[Items from an interface collection]
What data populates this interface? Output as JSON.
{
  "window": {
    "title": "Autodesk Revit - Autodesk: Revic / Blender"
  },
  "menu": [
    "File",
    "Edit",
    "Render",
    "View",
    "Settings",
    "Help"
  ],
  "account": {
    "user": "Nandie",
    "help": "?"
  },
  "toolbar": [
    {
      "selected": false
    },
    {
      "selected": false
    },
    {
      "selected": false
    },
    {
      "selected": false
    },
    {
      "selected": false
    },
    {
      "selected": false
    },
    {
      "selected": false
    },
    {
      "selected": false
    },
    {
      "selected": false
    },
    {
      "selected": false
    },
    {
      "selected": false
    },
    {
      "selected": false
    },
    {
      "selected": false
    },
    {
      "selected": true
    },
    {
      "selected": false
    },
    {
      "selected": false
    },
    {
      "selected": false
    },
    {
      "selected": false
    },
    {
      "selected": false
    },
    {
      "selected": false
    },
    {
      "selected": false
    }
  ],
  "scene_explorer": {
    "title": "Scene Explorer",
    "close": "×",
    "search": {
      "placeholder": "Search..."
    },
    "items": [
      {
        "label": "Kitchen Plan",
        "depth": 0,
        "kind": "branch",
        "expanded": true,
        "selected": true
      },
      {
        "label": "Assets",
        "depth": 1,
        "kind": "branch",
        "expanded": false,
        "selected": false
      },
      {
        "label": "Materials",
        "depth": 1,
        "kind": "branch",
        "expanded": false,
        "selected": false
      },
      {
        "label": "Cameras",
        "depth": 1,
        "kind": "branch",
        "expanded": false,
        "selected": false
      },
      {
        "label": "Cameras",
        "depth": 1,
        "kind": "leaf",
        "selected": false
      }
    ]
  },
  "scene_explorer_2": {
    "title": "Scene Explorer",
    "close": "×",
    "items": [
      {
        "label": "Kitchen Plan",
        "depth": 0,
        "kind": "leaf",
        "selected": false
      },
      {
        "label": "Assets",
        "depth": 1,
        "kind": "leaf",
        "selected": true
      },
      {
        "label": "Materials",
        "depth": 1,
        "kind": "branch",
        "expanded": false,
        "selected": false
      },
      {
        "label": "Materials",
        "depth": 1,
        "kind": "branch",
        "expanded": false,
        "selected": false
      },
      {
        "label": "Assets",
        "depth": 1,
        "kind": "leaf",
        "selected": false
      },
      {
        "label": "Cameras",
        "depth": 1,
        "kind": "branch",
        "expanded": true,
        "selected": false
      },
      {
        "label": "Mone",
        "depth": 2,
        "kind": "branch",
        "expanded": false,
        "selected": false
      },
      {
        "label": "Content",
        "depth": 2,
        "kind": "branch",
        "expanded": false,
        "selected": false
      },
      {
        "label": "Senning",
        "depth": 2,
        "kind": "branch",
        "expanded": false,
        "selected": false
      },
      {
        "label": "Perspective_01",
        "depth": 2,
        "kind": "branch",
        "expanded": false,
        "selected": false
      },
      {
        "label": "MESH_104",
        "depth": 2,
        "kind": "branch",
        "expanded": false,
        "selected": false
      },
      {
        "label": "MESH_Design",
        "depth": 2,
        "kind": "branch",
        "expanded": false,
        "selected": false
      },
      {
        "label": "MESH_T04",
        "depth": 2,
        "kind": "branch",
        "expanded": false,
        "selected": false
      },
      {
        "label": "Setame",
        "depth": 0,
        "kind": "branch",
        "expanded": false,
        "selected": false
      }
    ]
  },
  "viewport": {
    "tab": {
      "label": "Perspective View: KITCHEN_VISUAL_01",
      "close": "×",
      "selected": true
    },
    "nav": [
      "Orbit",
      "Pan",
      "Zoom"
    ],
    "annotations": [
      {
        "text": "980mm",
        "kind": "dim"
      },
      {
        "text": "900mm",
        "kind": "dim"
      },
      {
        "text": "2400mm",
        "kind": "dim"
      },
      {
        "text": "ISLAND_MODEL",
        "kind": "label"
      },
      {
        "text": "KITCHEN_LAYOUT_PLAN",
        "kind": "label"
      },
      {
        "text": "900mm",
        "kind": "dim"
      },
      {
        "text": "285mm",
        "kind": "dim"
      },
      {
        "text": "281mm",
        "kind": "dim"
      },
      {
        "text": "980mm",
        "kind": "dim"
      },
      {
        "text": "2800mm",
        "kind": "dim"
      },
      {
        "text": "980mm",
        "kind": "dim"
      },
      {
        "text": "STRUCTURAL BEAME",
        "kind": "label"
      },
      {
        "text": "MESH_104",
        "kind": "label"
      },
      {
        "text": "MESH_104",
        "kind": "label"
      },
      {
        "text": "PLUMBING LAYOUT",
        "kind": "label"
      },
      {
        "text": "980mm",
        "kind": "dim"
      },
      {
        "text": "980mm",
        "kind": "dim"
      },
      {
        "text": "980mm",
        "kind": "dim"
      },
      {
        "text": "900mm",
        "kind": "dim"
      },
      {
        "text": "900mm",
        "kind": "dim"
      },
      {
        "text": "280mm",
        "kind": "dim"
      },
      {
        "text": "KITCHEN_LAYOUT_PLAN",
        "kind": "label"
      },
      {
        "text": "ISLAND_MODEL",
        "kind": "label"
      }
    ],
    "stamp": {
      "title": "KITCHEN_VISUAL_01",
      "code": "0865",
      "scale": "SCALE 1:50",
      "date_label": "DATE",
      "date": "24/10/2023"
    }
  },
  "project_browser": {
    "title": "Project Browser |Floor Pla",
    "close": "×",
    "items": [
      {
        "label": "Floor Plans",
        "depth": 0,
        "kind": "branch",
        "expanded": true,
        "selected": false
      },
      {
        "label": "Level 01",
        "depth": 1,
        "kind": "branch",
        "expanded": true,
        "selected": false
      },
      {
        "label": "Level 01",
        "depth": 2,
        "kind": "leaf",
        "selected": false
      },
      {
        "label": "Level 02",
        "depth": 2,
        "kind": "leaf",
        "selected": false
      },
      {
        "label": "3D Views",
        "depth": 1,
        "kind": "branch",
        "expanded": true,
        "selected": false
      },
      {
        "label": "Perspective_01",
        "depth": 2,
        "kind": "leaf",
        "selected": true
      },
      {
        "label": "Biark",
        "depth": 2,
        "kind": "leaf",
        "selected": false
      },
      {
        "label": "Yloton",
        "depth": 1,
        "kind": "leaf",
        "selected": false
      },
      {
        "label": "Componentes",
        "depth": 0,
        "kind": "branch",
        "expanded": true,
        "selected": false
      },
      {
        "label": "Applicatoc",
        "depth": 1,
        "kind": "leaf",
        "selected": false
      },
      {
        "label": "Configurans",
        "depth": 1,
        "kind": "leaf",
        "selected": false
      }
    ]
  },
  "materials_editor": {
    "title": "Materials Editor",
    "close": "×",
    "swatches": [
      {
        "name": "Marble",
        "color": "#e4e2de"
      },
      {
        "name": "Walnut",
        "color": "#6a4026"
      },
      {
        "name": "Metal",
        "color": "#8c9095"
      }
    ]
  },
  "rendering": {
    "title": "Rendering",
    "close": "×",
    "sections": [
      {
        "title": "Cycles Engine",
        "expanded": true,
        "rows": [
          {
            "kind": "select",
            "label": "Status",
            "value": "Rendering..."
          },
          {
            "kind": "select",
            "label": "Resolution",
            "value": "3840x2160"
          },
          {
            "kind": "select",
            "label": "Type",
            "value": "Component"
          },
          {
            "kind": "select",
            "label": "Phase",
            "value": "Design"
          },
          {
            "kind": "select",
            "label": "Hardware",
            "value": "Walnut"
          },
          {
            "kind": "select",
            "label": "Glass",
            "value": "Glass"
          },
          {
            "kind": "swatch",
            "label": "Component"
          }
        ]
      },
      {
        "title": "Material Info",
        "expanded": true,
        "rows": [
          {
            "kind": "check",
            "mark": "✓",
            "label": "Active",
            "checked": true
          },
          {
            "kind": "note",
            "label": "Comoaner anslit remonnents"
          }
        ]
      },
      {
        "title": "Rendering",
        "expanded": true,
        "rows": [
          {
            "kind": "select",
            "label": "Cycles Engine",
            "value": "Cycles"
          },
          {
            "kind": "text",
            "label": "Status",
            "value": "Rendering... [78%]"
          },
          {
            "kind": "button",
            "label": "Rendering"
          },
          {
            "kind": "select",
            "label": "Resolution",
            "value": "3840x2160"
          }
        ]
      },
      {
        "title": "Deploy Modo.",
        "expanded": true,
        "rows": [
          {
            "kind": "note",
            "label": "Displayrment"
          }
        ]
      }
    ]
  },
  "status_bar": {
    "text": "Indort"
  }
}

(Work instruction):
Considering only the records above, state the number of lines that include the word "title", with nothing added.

(Solution to the problem):
11